A very unassuming person, Ashokan quietly takes orders from people asking for tea or biscuits. Maybe, it was the time of the day that determined his behaviour or maybe he was basically quiet by nature. I did not see him indulge in meaningless conversation with anyone.

So, how long had he been here?

“Four years. My Anna (big brother) worked here first and then when I was in need of work he asked me to take over this job.”

So, is it better than the job he did earlier?

“Not exactly. I used to work in my brother’s shop earlier and much before that I used to work in my village in a departmental shop for almost 20 years. That was nice.”

When did he begin working? How old was he then?

“I studied till class 7. After that, when I was around 12 years old, I began working in a small departmental shop at my native place.”

Then, why did he leave the place?

“I got married and the small pay that I got in the village was not sufficient to raise a family.”

With a pushcart outside Shastri Bhavan, what are its advantages and disadvantages?

“Advantage is that because it is a government building there is no lull in business as there is always someone or the other who wants a cup of tea. The disadvantage is that I have to close shop early, by 7pm, since it is closing time for the offices here and I have no work on Saturdays and Sundays as it is a holiday here.”

Does he take the weekend off then?

He says, “No, I cannot afford to do that. I move my pushcart away to the malls and offices down the road. So, I work on weekends too but not here.”

What about his siblings?

“I have four older sisters and one big brother. I am the youngest. All my sisters are married.”

So, does his brother earn more than him?

He hesitates, tries to smile but fails. Maybe, I touched a raw nerve. But, he manages to mumble, “We all manage.”

I persist. But, you would have preferred it if you would have had a big job?

“Yes, yes. I would have loved to have a shop of my own. Having worked in shops all my life, I am more comfortable in that set-up but what to do?”

I see him pour the tea from a height that I cannot even imagine doing at home. But, for him, it is just a part of his job. I observe his pushcart. Not much to speak off. Glasses arranged neatly. Paper cups kept aside. I drink special tea in one of those cups.

What about his family? His children?

“My wife used to work in a small school earlier but then, it closed up so now, she sits at home only. I have a son, Snegham, he is 3-year- old and a daughter, Asantha. She is 5-year-old. They go to school.”

The names sounded different. I noticed two pictures of gods placed on the boundary wall of Shastri Bhavan just behind him. One was that of Lord Ganesh and Mata Saraswati and the other was that of Mother Mary and Infant Jesus.

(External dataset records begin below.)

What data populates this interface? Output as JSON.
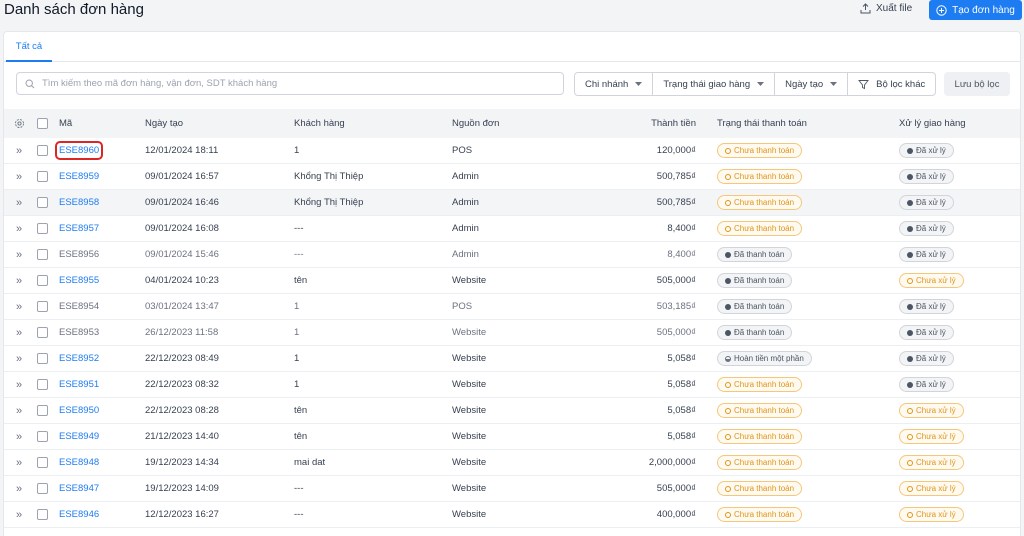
{
  "header": {
    "title": "Danh sách đơn hàng",
    "export_label": "Xuất file",
    "create_label": "Tạo đơn hàng"
  },
  "tabs": [
    {
      "label": "Tất cả"
    }
  ],
  "search": {
    "placeholder": "Tìm kiếm theo mã đơn hàng, vận đơn, SDT khách hàng",
    "value": ""
  },
  "filters": {
    "branch": "Chi nhánh",
    "delivery_status": "Trạng thái giao hàng",
    "created_date": "Ngày tạo",
    "other": "Bộ lọc khác",
    "save": "Lưu bộ lọc"
  },
  "table": {
    "columns": {
      "code": "Mã",
      "created": "Ngày tạo",
      "customer": "Khách hàng",
      "source": "Nguồn đơn",
      "total": "Thành tiền",
      "payment": "Trạng thái thanh toán",
      "shipping": "Xử lý giao hàng"
    },
    "rows": [
      {
        "code": "ESE8960",
        "date": "12/01/2024 18:11",
        "customer": "1",
        "source": "POS",
        "total": "120,000₫",
        "payment": "Chưa thanh toán",
        "shipping": "Đã xử lý"
      },
      {
        "code": "ESE8959",
        "date": "09/01/2024 16:57",
        "customer": "Khổng Thị Thiệp",
        "source": "Admin",
        "total": "500,785₫",
        "payment": "Chưa thanh toán",
        "shipping": "Đã xử lý"
      },
      {
        "code": "ESE8958",
        "date": "09/01/2024 16:46",
        "customer": "Khổng Thị Thiệp",
        "source": "Admin",
        "total": "500,785₫",
        "payment": "Chưa thanh toán",
        "shipping": "Đã xử lý"
      },
      {
        "code": "ESE8957",
        "date": "09/01/2024 16:08",
        "customer": "---",
        "source": "Admin",
        "total": "8,400₫",
        "payment": "Chưa thanh toán",
        "shipping": "Đã xử lý"
      },
      {
        "code": "ESE8956",
        "date": "09/01/2024 15:46",
        "customer": "---",
        "source": "Admin",
        "total": "8,400₫",
        "payment": "Đã thanh toán",
        "shipping": "Đã xử lý"
      },
      {
        "code": "ESE8955",
        "date": "04/01/2024 10:23",
        "customer": "tên",
        "source": "Website",
        "total": "505,000₫",
        "payment": "Đã thanh toán",
        "shipping": "Chưa xử lý"
      },
      {
        "code": "ESE8954",
        "date": "03/01/2024 13:47",
        "customer": "1",
        "source": "POS",
        "total": "503,185₫",
        "payment": "Đã thanh toán",
        "shipping": "Đã xử lý"
      },
      {
        "code": "ESE8953",
        "date": "26/12/2023 11:58",
        "customer": "1",
        "source": "Website",
        "total": "505,000₫",
        "payment": "Đã thanh toán",
        "shipping": "Đã xử lý"
      },
      {
        "code": "ESE8952",
        "date": "22/12/2023 08:49",
        "customer": "1",
        "source": "Website",
        "total": "5,058₫",
        "payment": "Hoàn tiền một phần",
        "shipping": "Đã xử lý"
      },
      {
        "code": "ESE8951",
        "date": "22/12/2023 08:32",
        "customer": "1",
        "source": "Website",
        "total": "5,058₫",
        "payment": "Chưa thanh toán",
        "shipping": "Đã xử lý"
      },
      {
        "code": "ESE8950",
        "date": "22/12/2023 08:28",
        "customer": "tên",
        "source": "Website",
        "total": "5,058₫",
        "payment": "Chưa thanh toán",
        "shipping": "Chưa xử lý"
      },
      {
        "code": "ESE8949",
        "date": "21/12/2023 14:40",
        "customer": "tên",
        "source": "Website",
        "total": "5,058₫",
        "payment": "Chưa thanh toán",
        "shipping": "Chưa xử lý"
      },
      {
        "code": "ESE8948",
        "date": "19/12/2023 14:34",
        "customer": "mai dat",
        "source": "Website",
        "total": "2,000,000₫",
        "payment": "Chưa thanh toán",
        "shipping": "Chưa xử lý"
      },
      {
        "code": "ESE8947",
        "date": "19/12/2023 14:09",
        "customer": "---",
        "source": "Website",
        "total": "505,000₫",
        "payment": "Chưa thanh toán",
        "shipping": "Chưa xử lý"
      },
      {
        "code": "ESE8946",
        "date": "12/12/2023 16:27",
        "customer": "---",
        "source": "Website",
        "total": "400,000₫",
        "payment": "Chưa thanh toán",
        "shipping": "Chưa xử lý"
      }
    ]
  },
  "colors": {
    "accent": "#1d7cf2",
    "warning": "#e09419",
    "neutral": "#4b5563",
    "highlight": "#dc2626"
  }
}
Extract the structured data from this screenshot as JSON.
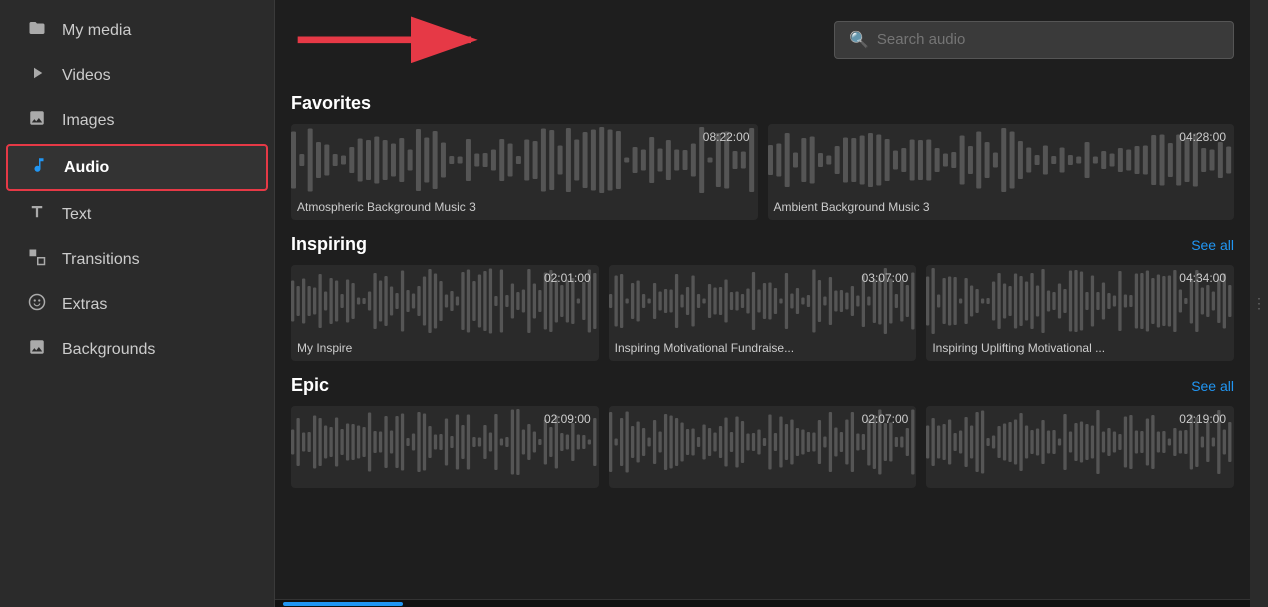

He saw me looking at the pictures and said, “I am a Christian and we go to the Mata Koil (church) every Sunday. I used to go to Velankanni Church (Church of Lady of Good Health situated in Nagapattinam district of Tamil Nadu and deeply revered by Christians and non-Christians alike in South India) every year. But off late, I am unable to go.”

When I began talking, there were very few people around but by the time I left, the place was crowded. This quiet man measured every word he spoke. I thanked him and prayed that he is able to realise his dream soon. Until then, I hope Velankanni Mata takes care of him and his family.

©Shail Raghuvanshi

Pix by Vinod Naraen

Shail Raghuvanshi

Shail Raghuvanshi

Shail Raghuvanshi is a freelance writer, editor, content writer, book reviewer and poet. A post graduate in Journalism and Mass Communication, she has 20 years of writing experience in newspaper, magazine, radio, television and the internet. Her poems, short stories and articles have been published in leading magazines, journals and e-books apart from featuring in anthologies. A daughter, a wife and a mother, she is the eternal optimist. Faith, friendship and family make her life complete.
Shail Raghuvanshi